Activity:
Scan the records below, and wherever a line has the word "specific", pull it out.

Records for processing:
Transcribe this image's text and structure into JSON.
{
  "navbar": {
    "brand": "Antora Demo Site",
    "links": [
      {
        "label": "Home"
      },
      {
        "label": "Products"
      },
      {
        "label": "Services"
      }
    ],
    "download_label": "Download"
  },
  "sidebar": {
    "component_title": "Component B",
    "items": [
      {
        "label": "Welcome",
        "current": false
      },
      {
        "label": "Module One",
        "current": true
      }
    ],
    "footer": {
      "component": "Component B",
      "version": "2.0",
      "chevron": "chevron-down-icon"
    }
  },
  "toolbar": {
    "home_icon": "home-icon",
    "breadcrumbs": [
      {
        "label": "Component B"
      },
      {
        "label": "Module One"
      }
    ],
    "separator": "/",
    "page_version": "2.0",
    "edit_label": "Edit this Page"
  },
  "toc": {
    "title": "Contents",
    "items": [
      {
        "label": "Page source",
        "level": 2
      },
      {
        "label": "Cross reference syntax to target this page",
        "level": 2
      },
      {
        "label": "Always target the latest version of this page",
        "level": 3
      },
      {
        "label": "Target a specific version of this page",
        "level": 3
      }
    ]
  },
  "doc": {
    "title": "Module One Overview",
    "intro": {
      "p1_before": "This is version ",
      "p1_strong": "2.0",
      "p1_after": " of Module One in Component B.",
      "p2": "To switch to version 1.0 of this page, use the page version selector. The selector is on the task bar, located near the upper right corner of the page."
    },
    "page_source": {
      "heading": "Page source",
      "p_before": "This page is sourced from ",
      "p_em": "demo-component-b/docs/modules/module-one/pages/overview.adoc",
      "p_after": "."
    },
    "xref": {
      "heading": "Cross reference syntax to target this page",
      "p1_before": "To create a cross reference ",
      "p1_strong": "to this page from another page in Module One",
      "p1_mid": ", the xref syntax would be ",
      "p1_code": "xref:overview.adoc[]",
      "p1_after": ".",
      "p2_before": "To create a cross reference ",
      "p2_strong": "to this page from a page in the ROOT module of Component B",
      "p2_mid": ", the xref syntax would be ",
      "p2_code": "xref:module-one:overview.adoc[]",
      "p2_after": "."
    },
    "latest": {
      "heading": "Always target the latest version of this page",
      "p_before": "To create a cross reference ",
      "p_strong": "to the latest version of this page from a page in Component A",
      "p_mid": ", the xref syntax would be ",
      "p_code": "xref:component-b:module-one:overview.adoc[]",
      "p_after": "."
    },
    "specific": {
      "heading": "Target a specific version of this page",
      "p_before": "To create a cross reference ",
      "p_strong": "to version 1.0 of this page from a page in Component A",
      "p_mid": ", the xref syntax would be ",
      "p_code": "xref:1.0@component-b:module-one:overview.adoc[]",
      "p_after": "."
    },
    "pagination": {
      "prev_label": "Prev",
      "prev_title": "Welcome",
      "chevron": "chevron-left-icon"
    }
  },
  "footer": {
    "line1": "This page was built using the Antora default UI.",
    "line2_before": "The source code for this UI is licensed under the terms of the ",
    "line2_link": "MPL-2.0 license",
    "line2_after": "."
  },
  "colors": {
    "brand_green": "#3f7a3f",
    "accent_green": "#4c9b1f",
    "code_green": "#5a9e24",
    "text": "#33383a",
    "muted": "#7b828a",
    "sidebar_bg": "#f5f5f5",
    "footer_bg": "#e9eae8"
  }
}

Written reply:
        "label": "Target a specific version of this page",
    "specific": {
      "heading": "Target a specific version of this page",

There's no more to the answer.